Microsoft has not officially released any news about the next feature update of Windows 10. Although 21H1 references were found in the Insider test version and some Microsoft documents, there is no other official information in the next release.
As of February 15, yesterday. A blog post from the Microsoft Technology Community about the Windows Hardware Compatibility Program (WHCP) (discovered by Neowin.net) provides “official” confirmation that Windows 10 21H1 is coming and will be a minor update, as previous rumors indicate.
Windows 10 2H1 feature updates (such as 20H2) behave almost like cumulative updates. Drivers that meet the requirements of Windows 10 2004 will not require a new signature. The blog post pointed out that Windows 10 2004, 20H2, and 21H1 will all be based on the 2004 codebase.

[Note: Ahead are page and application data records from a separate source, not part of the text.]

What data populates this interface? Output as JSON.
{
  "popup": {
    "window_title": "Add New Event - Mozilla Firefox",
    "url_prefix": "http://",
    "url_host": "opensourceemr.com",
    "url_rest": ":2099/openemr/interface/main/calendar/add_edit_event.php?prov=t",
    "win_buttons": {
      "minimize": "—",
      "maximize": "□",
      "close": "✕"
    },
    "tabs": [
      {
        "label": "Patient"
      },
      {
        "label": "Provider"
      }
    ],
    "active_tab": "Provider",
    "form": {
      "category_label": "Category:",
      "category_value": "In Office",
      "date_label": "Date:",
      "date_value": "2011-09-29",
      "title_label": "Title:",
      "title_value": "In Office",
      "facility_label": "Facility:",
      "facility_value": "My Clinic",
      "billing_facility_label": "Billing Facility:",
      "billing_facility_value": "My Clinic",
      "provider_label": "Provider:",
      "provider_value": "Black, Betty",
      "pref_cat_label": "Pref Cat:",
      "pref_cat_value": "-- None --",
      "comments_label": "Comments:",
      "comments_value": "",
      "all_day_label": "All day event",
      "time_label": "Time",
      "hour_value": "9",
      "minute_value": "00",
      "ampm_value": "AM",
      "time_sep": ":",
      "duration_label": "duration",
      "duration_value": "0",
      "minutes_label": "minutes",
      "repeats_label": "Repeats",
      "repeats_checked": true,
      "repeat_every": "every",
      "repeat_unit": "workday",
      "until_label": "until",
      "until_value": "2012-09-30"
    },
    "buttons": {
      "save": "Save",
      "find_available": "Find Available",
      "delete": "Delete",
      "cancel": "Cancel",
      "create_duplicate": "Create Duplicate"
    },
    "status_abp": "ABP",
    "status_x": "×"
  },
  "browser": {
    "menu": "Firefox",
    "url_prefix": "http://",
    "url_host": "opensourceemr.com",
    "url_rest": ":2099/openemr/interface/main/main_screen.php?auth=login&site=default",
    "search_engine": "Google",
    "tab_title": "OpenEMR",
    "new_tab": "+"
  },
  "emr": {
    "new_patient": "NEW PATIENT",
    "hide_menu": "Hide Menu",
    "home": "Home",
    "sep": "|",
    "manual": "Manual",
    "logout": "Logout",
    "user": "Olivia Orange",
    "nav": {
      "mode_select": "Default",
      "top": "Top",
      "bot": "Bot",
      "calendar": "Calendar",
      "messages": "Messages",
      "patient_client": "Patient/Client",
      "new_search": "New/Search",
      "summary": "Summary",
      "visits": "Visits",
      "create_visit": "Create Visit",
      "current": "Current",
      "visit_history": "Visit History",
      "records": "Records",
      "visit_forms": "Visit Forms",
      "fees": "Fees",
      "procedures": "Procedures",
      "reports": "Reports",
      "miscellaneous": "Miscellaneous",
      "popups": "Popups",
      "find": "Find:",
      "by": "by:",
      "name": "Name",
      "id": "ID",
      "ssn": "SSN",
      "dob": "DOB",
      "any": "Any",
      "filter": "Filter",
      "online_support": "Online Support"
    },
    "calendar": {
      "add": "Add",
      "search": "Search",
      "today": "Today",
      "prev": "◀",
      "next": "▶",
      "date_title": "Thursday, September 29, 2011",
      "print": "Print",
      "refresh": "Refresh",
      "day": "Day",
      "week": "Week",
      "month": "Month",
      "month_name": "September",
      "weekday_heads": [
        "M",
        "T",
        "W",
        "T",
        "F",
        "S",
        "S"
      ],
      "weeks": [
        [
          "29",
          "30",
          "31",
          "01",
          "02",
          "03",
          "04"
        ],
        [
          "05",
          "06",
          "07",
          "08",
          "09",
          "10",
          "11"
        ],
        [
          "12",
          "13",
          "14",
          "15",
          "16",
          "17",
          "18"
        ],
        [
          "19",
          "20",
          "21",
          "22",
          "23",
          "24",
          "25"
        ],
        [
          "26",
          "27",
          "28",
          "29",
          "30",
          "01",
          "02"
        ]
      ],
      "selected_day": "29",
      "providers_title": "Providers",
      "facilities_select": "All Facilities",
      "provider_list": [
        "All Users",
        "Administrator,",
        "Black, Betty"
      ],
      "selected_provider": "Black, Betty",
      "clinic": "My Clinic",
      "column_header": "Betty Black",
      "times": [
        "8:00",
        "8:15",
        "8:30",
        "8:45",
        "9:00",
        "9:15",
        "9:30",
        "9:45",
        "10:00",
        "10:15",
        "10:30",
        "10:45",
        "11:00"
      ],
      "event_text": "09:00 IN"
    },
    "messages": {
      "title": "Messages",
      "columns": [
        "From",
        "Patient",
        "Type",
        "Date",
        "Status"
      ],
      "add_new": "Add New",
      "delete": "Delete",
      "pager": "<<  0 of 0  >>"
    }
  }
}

The reason why it is so important is that over the past few years, many IT professionals have become accustomed to Microsoft releasing larger Windows 10 feature updates in the spring and then making smaller updates in the fall.
This year, the spring/H1 update will be minor. Rumor has it that in terms of new features, the Fall/H2 Windows 10 feature update will be even bigger. Among these new features, there are many UI and built-in application UI changes, and these changes are made under the “Sun Valley” codename.
Microsoft officials are currently not discussing any content in the aforementioned blog post. The Windows team has not released a 21H1 test version to the Beta or Release Preview ring, although this may happen soon.
Once Microsoft completes the finalization of 21H1 after testing and may continue to repair and update it, it will begin rolling out 21H1. The process may be similar to what happened in 20H2.
The 20H2 update was supposed to be a small update from 2004 and was activated through the “enable package”, which looks and feels like a cumulative update. For anyone running a version before 2004, the 20H2 update is updated like a regular Windows 10 feature release-meaning it won’t be so quick and easy.